Back at the pandemic’s outset, market numbers seriously dropped; throughout March each market was about 50% producers, and less than 50% visitors. However, as protocols changed, producer engagement expanded.
Despite the original low numbers, the market continued to see strong support for local producers – over $10 million was made collectively by producers in 2020, a number very close to that of 2019.
The markets are not operating as events this year, but as open air grocery stores. “We told people to only send one person from a household, and we think people really listened to that and bulked up on their shopping,” says Smit. “An encouraging year!”
By supporting producers, not only is the community being provided with farm fresh food, but the money made benefits the producers themselves and all their employees, the industries that help the producer, and the local economy overall. This has been the market’s mission since it’s inception in 1995.
Now, in 2021, Vancouver Farmer’s Markets have 2 winter markets, 7 summer markets, all made up of over 250 different local businesses – wow!

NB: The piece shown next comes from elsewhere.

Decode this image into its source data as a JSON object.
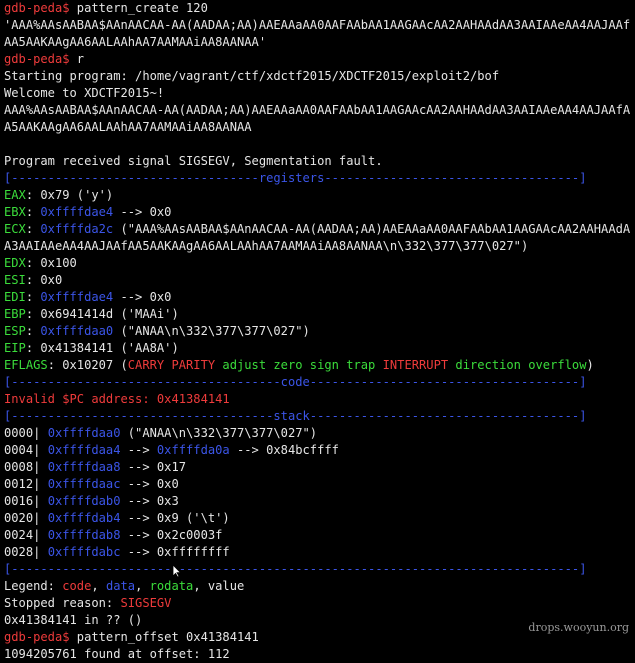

There will be 2 new summer market locations, one downtown at šxʷƛ̓ənəq Xwtl’e7énḵ Square (formally North Plaza at Vancouver Art Gallery) on Wednesdays from 2-6pm, and another at False Creek in Concord Community Park, on Thursdays from 2-6pm.
“Last year we wanted to figure out some new systems, so after having been through it all, we fixed the problem with 2 new markets,” says Smit. “We had to shift the Main Street market, but kept it close by at False Creek.”
“We don’t love to shift markets,” says Smit. “A lot of concerns and efforts and permits go into each market to ensure it is safe for all, as well as meaningful for communities.”
Understanding that mid-week markets need skytrain and bike access, these two new markets are close by transit hubs. There will be both long-standing vendors and new faces at each.
As for the rest of the summer markets, Trout Lake market is the banner market and still going strong. Kitsilano market is another “golden oldie,” according to Smit. Additionally, there are the West End, Mount Pleasant and Riley Park market, all as lovely as ever.
The markets this year will also be full of new vendors!
As for new farms, Friendly Fungi is one of them, selling specialty varieties of mushrooms, as well as Make Do Acres, growing products that are harder to get such as different hot peppers, sweet potatoes and greens.
Two new seafood vendors are being added; Howe Sound Seafood has approval to bring fresh spot prawns, and On the Line will hopefully be able to bring fresh shellfish as well.
Additionally, two plant-based cheese vendors are joining the market, one being Blue Heron Creamery, which creates cultured nut cheeses, and the second being Sin Queso, making plant-based cheese sauce.
Food trucks cannot prepare foods for consumption in the market, but their food can be eaten at any nearby park or bench!
Smit also says that while the lines may look quite long, that is only dude to social distancing – the wait is only ever 10-15 minutes max! And as buskers are no longer allowed in the market, they can be by the line, making waiting for your farm fresh food just a little sweeter.
For more information, visit eatlocal.org.